If your dog is afraid of the vet read this ⇒ “Is Your Dog Terrified of the Vet? Here’s What to Do”
If your dog is afraid of kids read this ⇒ “How to Help a Dog Afraid of Kids: The Essential Do’s and Don’ts”
Barking when someone comes to the door – It’s not a bad thing for your dog to warn you someone is at the door, but when he doesn’t stop it becomes an annoying thing.
You’ll need to ask someone to help you with this training, because they have to knock on the door/ring the bell.
Keep your dog on a leash, a bunch of delicious treats in your hand and an easy way to communicate with your friend – cell phones on speaker??
Ask your friend to knock on the door. Your dog will start barking and be so focused you won’t be able to get his attention.

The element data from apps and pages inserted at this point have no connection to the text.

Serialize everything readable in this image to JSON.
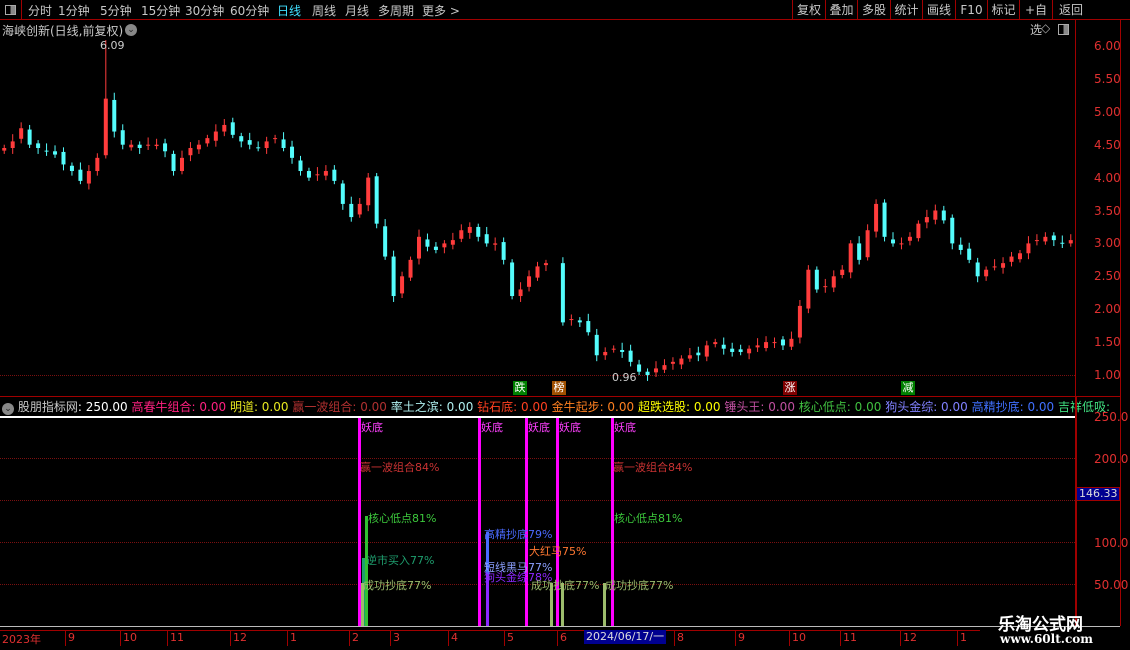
{
  "toolbar": {
    "periods": [
      "分时",
      "1分钟",
      "5分钟",
      "15分钟",
      "30分钟",
      "60分钟",
      "日线",
      "周线",
      "月线",
      "多周期",
      "更多 >"
    ],
    "active_period": "日线",
    "right_buttons": [
      "复权",
      "叠加",
      "多股",
      "统计",
      "画线",
      "F10",
      "标记",
      "+自选",
      "返回"
    ]
  },
  "main_chart": {
    "title": "海峡创新(日线,前复权)",
    "high_label": "6.09",
    "low_label": "0.96",
    "y_ticks": [
      "6.00",
      "5.50",
      "5.00",
      "4.50",
      "4.00",
      "3.50",
      "3.00",
      "2.50",
      "2.00",
      "1.50",
      "1.00"
    ],
    "signals": [
      {
        "text": "跌",
        "color": "#008000"
      },
      {
        "text": "榜",
        "color": "#a05000"
      },
      {
        "text": "涨",
        "color": "#800000"
      },
      {
        "text": "减",
        "color": "#008000"
      }
    ],
    "up_color": "#ff3c3c",
    "down_color": "#54fcfc"
  },
  "chart_data": {
    "type": "candlestick",
    "ylim": [
      0.9,
      6.2
    ],
    "closes": [
      4.45,
      4.55,
      4.75,
      4.5,
      4.45,
      4.4,
      4.35,
      4.2,
      4.1,
      3.95,
      4.1,
      4.3,
      5.2,
      4.7,
      4.5,
      4.5,
      4.45,
      4.5,
      4.5,
      4.4,
      4.1,
      4.3,
      4.45,
      4.5,
      4.6,
      4.7,
      4.8,
      4.65,
      4.55,
      4.5,
      4.45,
      4.55,
      4.6,
      4.45,
      4.3,
      4.1,
      4.0,
      4.05,
      4.1,
      3.95,
      3.6,
      3.4,
      3.6,
      4.0,
      3.3,
      2.8,
      2.2,
      2.5,
      2.75,
      3.1,
      2.95,
      2.9,
      3.0,
      3.05,
      3.2,
      3.25,
      3.1,
      3.0,
      3.0,
      2.75,
      2.2,
      2.3,
      2.5,
      2.65,
      2.7,
      null,
      1.8,
      1.85,
      1.8,
      1.65,
      1.3,
      1.35,
      1.4,
      1.35,
      1.2,
      1.05,
      1.0,
      1.1,
      1.15,
      1.2,
      1.25,
      1.3,
      1.3,
      1.45,
      1.5,
      1.4,
      1.35,
      1.35,
      1.4,
      1.45,
      1.5,
      1.5,
      1.45,
      1.55,
      2.05,
      2.6,
      2.3,
      2.35,
      2.5,
      2.6,
      3.0,
      2.75,
      3.2,
      3.6,
      3.1,
      3.0,
      3.0,
      3.1,
      3.3,
      3.4,
      3.5,
      3.35,
      3.0,
      2.9,
      2.75,
      2.5,
      2.6,
      2.65,
      2.7,
      2.8,
      2.85,
      3.0,
      3.05,
      3.1,
      3.05,
      3.0,
      3.05
    ]
  },
  "indicator": {
    "name": "股朋指标网",
    "value": ": 250.00",
    "legend": [
      {
        "label": "高春牛组合:",
        "value": " 0.00",
        "color": "#ff2080"
      },
      {
        "label": "明道:",
        "value": " 0.00",
        "color": "#e8e820"
      },
      {
        "label": "赢一波组合:",
        "value": " 0.00",
        "color": "#b03030"
      },
      {
        "label": "率土之滨:",
        "value": " 0.00",
        "color": "#b0f0f0"
      },
      {
        "label": "钻石底:",
        "value": " 0.00",
        "color": "#ff4020"
      },
      {
        "label": "金牛起步:",
        "value": " 0.00",
        "color": "#ff8020"
      },
      {
        "label": "超跌选股:",
        "value": " 0.00",
        "color": "#ffff00"
      },
      {
        "label": "锤头王:",
        "value": " 0.00",
        "color": "#c050a0"
      },
      {
        "label": "核心低点:",
        "value": " 0.00",
        "color": "#40c040"
      },
      {
        "label": "狗头金综:",
        "value": " 0.00",
        "color": "#8080ff"
      },
      {
        "label": "高精抄底:",
        "value": " 0.00",
        "color": "#4070ff"
      },
      {
        "label": "吉祥低吸:",
        "value": "",
        "color": "#40e080"
      }
    ],
    "y_ticks": [
      "250.0",
      "200.0",
      "100.0",
      "50.00"
    ],
    "current_value": "146.33",
    "marker_label": "妖底",
    "labels": {
      "yiboprob": "赢一波组合84%",
      "hexin": "核心低点81%",
      "nishi": "逆市买入77%",
      "chenggong": "成功抄底77%",
      "gaojing": "高精抄底79%",
      "dahongma": "大红马75%",
      "duanxian": "短线黑马77%",
      "goutou": "狗头金综78%"
    }
  },
  "x_axis": {
    "labels": [
      "2023年",
      "9",
      "10",
      "11",
      "12",
      "1",
      "2",
      "3",
      "4",
      "5",
      "6",
      "8",
      "9",
      "10",
      "11",
      "12",
      "1"
    ],
    "cursor_date": "2024/06/17/一"
  },
  "watermark": {
    "title": "乐淘公式网",
    "url": "www.60lt.com"
  }
}
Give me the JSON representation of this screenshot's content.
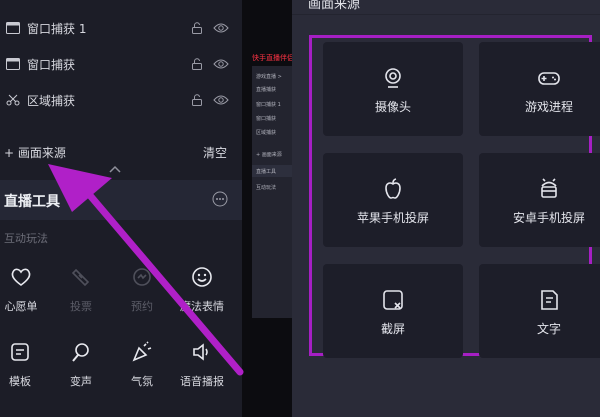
{
  "sources": [
    {
      "icon": "window-icon",
      "label": "窗口捕获 1"
    },
    {
      "icon": "window-icon",
      "label": "窗口捕获"
    },
    {
      "icon": "scissors-icon",
      "label": "区域捕获"
    }
  ],
  "add_source_label": "+ 画面来源",
  "clear_label": "清空",
  "tools": {
    "title": "直播工具",
    "section_label": "互动玩法",
    "items": [
      {
        "label": "心愿单",
        "enabled": true
      },
      {
        "label": "投票",
        "enabled": false
      },
      {
        "label": "预约",
        "enabled": false
      },
      {
        "label": "魔法表情",
        "enabled": true
      },
      {
        "label": "模板",
        "enabled": true
      },
      {
        "label": "变声",
        "enabled": true
      },
      {
        "label": "气氛",
        "enabled": true
      },
      {
        "label": "语音播报",
        "enabled": true
      }
    ]
  },
  "preview": {
    "title": "快手直播伴侣",
    "lines": [
      "游戏直播 >",
      "直播捕获",
      "窗口捕获 1",
      "窗口捕获",
      "区域捕获",
      "+ 画面来源",
      "直播工具",
      "互动玩法"
    ]
  },
  "dialog": {
    "title": "画面来源",
    "cards": [
      {
        "icon": "camera-icon",
        "label": "摄像头"
      },
      {
        "icon": "gamepad-icon",
        "label": "游戏进程"
      },
      {
        "icon": "apple-icon",
        "label": "苹果手机投屏"
      },
      {
        "icon": "android-icon",
        "label": "安卓手机投屏"
      },
      {
        "icon": "screenshot-icon",
        "label": "截屏"
      },
      {
        "icon": "text-icon",
        "label": "文字"
      }
    ]
  },
  "colors": {
    "highlight": "#a61fc4",
    "arrow": "#b020c8",
    "panel_bg": "#1c1d27",
    "card_bg": "#1d1e29"
  }
}
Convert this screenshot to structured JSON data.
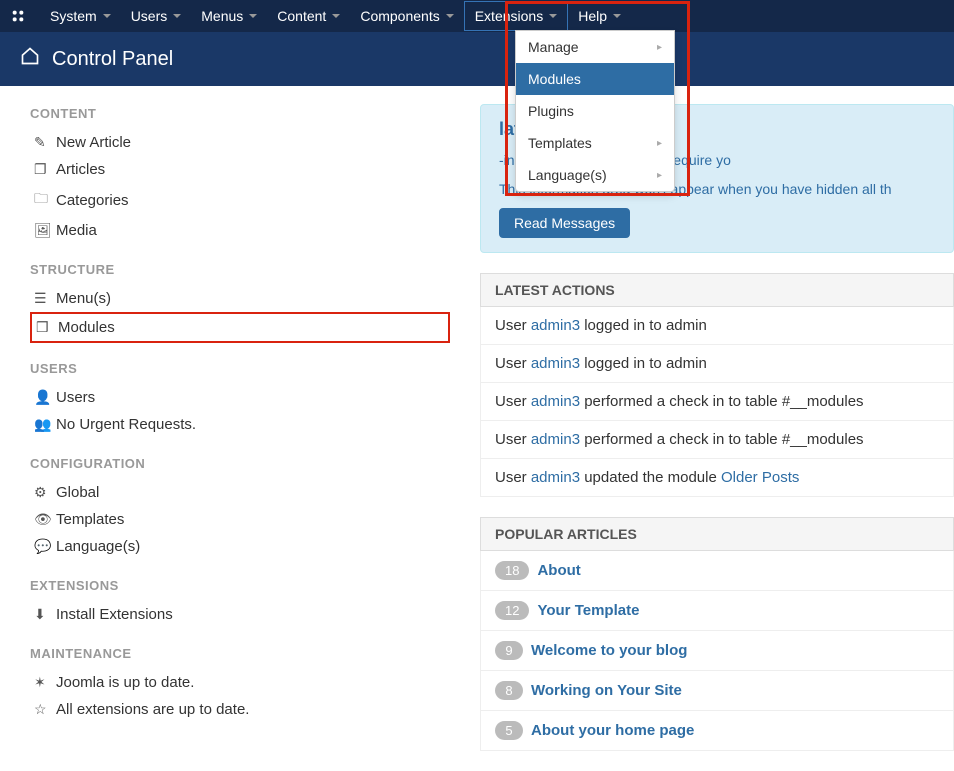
{
  "topMenu": [
    "System",
    "Users",
    "Menus",
    "Content",
    "Components",
    "Extensions",
    "Help"
  ],
  "dropdown": {
    "items": [
      {
        "label": "Manage",
        "hasSub": true
      },
      {
        "label": "Modules",
        "hasSub": false,
        "highlight": true
      },
      {
        "label": "Plugins",
        "hasSub": false
      },
      {
        "label": "Templates",
        "hasSub": true
      },
      {
        "label": "Language(s)",
        "hasSub": true
      }
    ]
  },
  "pageTitle": "Control Panel",
  "sidebar": {
    "content": {
      "title": "CONTENT",
      "items": [
        "New Article",
        "Articles",
        "Categories",
        "Media"
      ]
    },
    "structure": {
      "title": "STRUCTURE",
      "items": [
        "Menu(s)",
        "Modules"
      ]
    },
    "users": {
      "title": "USERS",
      "items": [
        "Users",
        "No Urgent Requests."
      ]
    },
    "configuration": {
      "title": "CONFIGURATION",
      "items": [
        "Global",
        "Templates",
        "Language(s)"
      ]
    },
    "extensions": {
      "title": "EXTENSIONS",
      "items": [
        "Install Extensions"
      ]
    },
    "maintenance": {
      "title": "MAINTENANCE",
      "items": [
        "Joomla is up to date.",
        "All extensions are up to date."
      ]
    }
  },
  "infoBox": {
    "title": "lation messages",
    "line1": "-installation messages that require yo",
    "line2": "This information area won't appear when you have hidden all th",
    "button": "Read Messages"
  },
  "latestActions": {
    "title": "LATEST ACTIONS",
    "rows": [
      {
        "pre": "User ",
        "user": "admin3",
        "post": " logged in to admin"
      },
      {
        "pre": "User ",
        "user": "admin3",
        "post": " logged in to admin"
      },
      {
        "pre": "User ",
        "user": "admin3",
        "post": " performed a check in to table #__modules"
      },
      {
        "pre": "User ",
        "user": "admin3",
        "post": " performed a check in to table #__modules"
      },
      {
        "pre": "User ",
        "user": "admin3",
        "post": " updated the module ",
        "link": "Older Posts"
      }
    ]
  },
  "popular": {
    "title": "POPULAR ARTICLES",
    "rows": [
      {
        "count": "18",
        "title": "About"
      },
      {
        "count": "12",
        "title": "Your Template"
      },
      {
        "count": "9",
        "title": "Welcome to your blog"
      },
      {
        "count": "8",
        "title": "Working on Your Site"
      },
      {
        "count": "5",
        "title": "About your home page"
      }
    ]
  }
}
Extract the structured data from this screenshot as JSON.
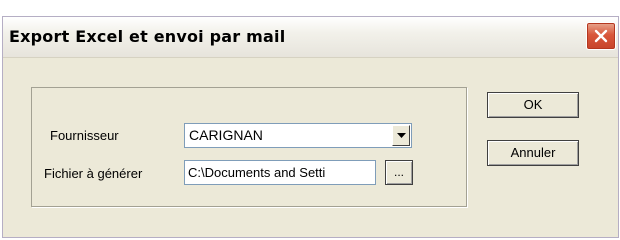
{
  "window": {
    "title": "Export Excel et envoi par mail",
    "close_icon": "close-icon"
  },
  "form": {
    "fournisseur_label": "Fournisseur",
    "fournisseur_value": "CARIGNAN",
    "fichier_label": "Fichier à générer",
    "fichier_value": "C:\\Documents and Setti",
    "browse_label": "..."
  },
  "buttons": {
    "ok_label": "OK",
    "annuler_label": "Annuler"
  },
  "colors": {
    "dialog_bg": "#ece9d8",
    "close_button": "#d9573b",
    "input_border": "#7f9db9"
  }
}
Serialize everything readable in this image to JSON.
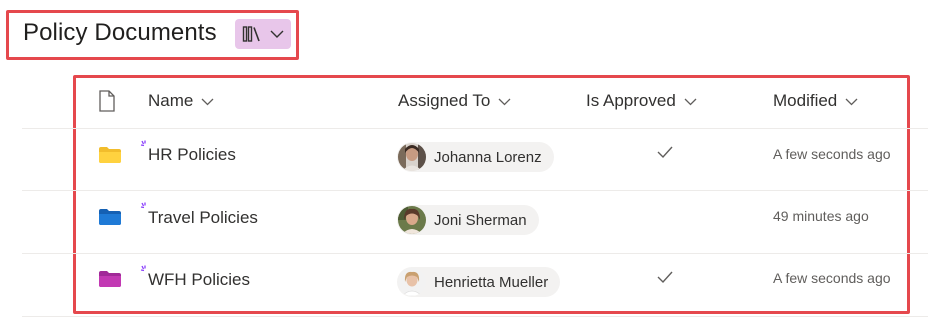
{
  "library": {
    "title": "Policy Documents"
  },
  "columns": {
    "name": "Name",
    "assigned_to": "Assigned To",
    "is_approved": "Is Approved",
    "modified": "Modified"
  },
  "rows": [
    {
      "name": "HR Policies",
      "folder_color": "#ffd23f",
      "assigned_to": "Johanna Lorenz",
      "approved": true,
      "modified": "A few seconds ago"
    },
    {
      "name": "Travel Policies",
      "folder_color": "#1f7ad6",
      "assigned_to": "Joni Sherman",
      "approved": false,
      "modified": "49 minutes ago"
    },
    {
      "name": "WFH Policies",
      "folder_color": "#c239b3",
      "assigned_to": "Henrietta Mueller",
      "approved": true,
      "modified": "A few seconds ago"
    }
  ],
  "colors": {
    "highlight_border": "#e5484d",
    "view_button_bg": "#e8c6ea",
    "new_badge": "#8a3ffc",
    "check": "#605e5c"
  },
  "icons": {
    "view": "library-view-icon",
    "chevron": "chevron-down-icon",
    "file_type": "document-icon",
    "folder": "folder-icon",
    "new_item": "new-item-sparkle-icon",
    "approved": "checkmark-icon"
  }
}
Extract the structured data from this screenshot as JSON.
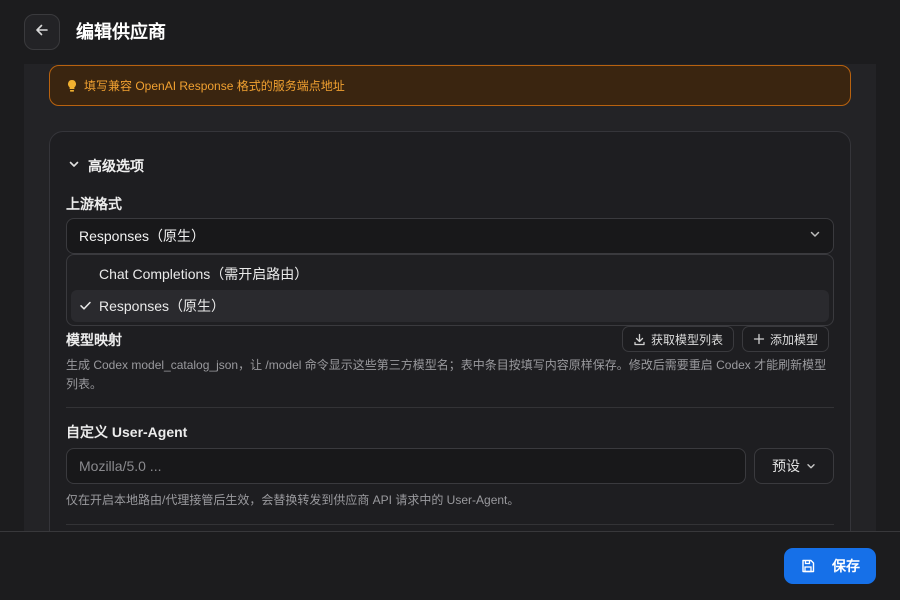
{
  "header": {
    "title": "编辑供应商",
    "back_icon": "arrow-left-icon"
  },
  "hint": {
    "text": "填写兼容 OpenAI Response 格式的服务端点地址",
    "icon": "lightbulb-icon",
    "color": "#f0a030"
  },
  "advanced": {
    "toggle_label": "高级选项",
    "upstream_format": {
      "label": "上游格式",
      "selected": "Responses（原生）",
      "options": [
        {
          "label": "Chat Completions（需开启路由）",
          "selected": false
        },
        {
          "label": "Responses（原生）",
          "selected": true
        }
      ]
    },
    "model_mapping": {
      "label": "模型映射",
      "fetch_button": "获取模型列表",
      "add_button": "添加模型",
      "description": "生成 Codex model_catalog_json，让 /model 命令显示这些第三方模型名；表中条目按填写内容原样保存。修改后需要重启 Codex 才能刷新模型列表。"
    },
    "user_agent": {
      "label": "自定义 User-Agent",
      "placeholder": "Mozilla/5.0 ...",
      "preset_button": "预设",
      "description": "仅在开启本地路由/代理接管后生效，会替换转发到供应商 API 请求中的 User-Agent。"
    }
  },
  "footer": {
    "save_label": "保存",
    "accent": "#1670e8"
  }
}
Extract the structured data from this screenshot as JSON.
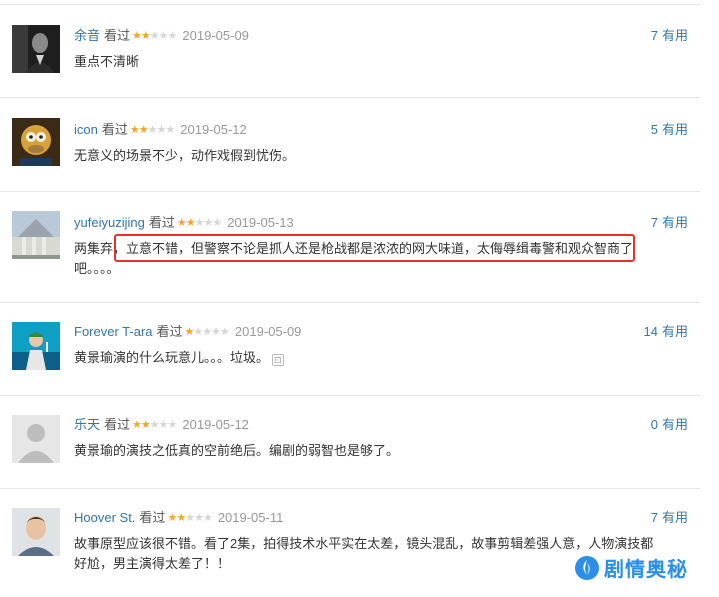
{
  "comments": [
    {
      "user": "余音",
      "watched": "看过",
      "rating": 2,
      "date": "2019-05-09",
      "votes": "7",
      "votes_label": "有用",
      "text": "重点不清晰",
      "avatar": "dark-portrait"
    },
    {
      "user": "icon",
      "watched": "看过",
      "rating": 2,
      "date": "2019-05-12",
      "votes": "5",
      "votes_label": "有用",
      "text": "无意义的场景不少，动作戏假到忧伤。",
      "avatar": "homer-painting"
    },
    {
      "user": "yufeiyuzijing",
      "watched": "看过",
      "rating": 2,
      "date": "2019-05-13",
      "votes": "7",
      "votes_label": "有用",
      "text": "两集弃，立意不错，但警察不论是抓人还是枪战都是浓浓的网大味道，太侮辱缉毒警和观众智商了吧。。。。",
      "avatar": "building-photo"
    },
    {
      "user": "Forever T-ara",
      "watched": "看过",
      "rating": 1,
      "date": "2019-05-09",
      "votes": "14",
      "votes_label": "有用",
      "text": "黄景瑜演的什么玩意儿。。。垃圾。",
      "avatar": "stage-performer"
    },
    {
      "user": "乐天",
      "watched": "看过",
      "rating": 2,
      "date": "2019-05-12",
      "votes": "0",
      "votes_label": "有用",
      "text": "黄景瑜的演技之低真的空前绝后。编剧的弱智也是够了。",
      "avatar": "default-avatar"
    },
    {
      "user": "Hoover St.",
      "watched": "看过",
      "rating": 2,
      "date": "2019-05-11",
      "votes": "7",
      "votes_label": "有用",
      "text": "故事原型应该很不错。看了2集，拍得技术水平实在太差，镜头混乱，故事剪辑差强人意，人物演技都好尬，男主演得太差了！！",
      "avatar": "young-man-photo"
    }
  ],
  "watermark": {
    "text": "剧情奥秘",
    "icon": "logo-icon"
  },
  "colors": {
    "username": "#3377aa",
    "star_on": "#f5a623",
    "star_off": "#d6d6d6",
    "highlight": "#e8332a",
    "watermark": "#2b8ee8"
  }
}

Show your dog the treat, bringing it close to his nose in an effort to get him to focus on you. Lure him away from the door with it, ask him to sit then give him the treat.
Chances are almost 100% he’ll go back to the door and bark again. Do the same think you did in the previous step.
Try that several times.
If your dog is so wound up you can’t get his attention, move further away from the door, but still within his line of sight. Get him focused on you and give him a treat. The further you are away from the thing that is setting him off, the easier it will be to get his attention so you can communicate.
Repeat, repeat, repeat.
If you aren’t having much luck, try step three but please make sure your dog is still on a leash.
Leave the front door open so your dog can see who’s there, and have your friend knock once. As long as your dog isn’t barking give him a treat and do it quickly, because you may only have a second or two before he starts.
Have your friend knock twice, then three times while giving your dog a treat. Again, only if your dog is quiet.
Carry on with this sequence, each time getting your friend to close the door a bit more before knocking.
If you’ve done this several times without your dog reacting, have your friend close the door and knock. At this point your dog should be sitting quietly, and if he isn’t you may have progressed too quickly.
Go back to where he was still okay and move slower next time. Practice this with others in the house a couple of times a day for as long as it takes.
What breed of dog is best behaved
I came across this question and I was surprised, because I wouldn’t have thought behavior had anything to do with breed and everything to do with training.
Here are some of the breeds deemed to be “well behaved” seemingly without any guidance needed.
- Boston Terrier
- Burnese Mountain Dog
- Cavalier King Charles Spaniel
- Jack Russell
- Miniature Poodle
- Shih Tzu
- Standard Poodle
NOTE: If you think you can just buy or adopt one of these breeds and expect them to behave perfectly without any guidance from you, I would think again. Well behaved dogs don’t get that way on their own. Are some dogs easier to train than others? Of course, but they still need training.
For information about my virtual training and dog care consultancy service, and to book an appointment, please visit my services page.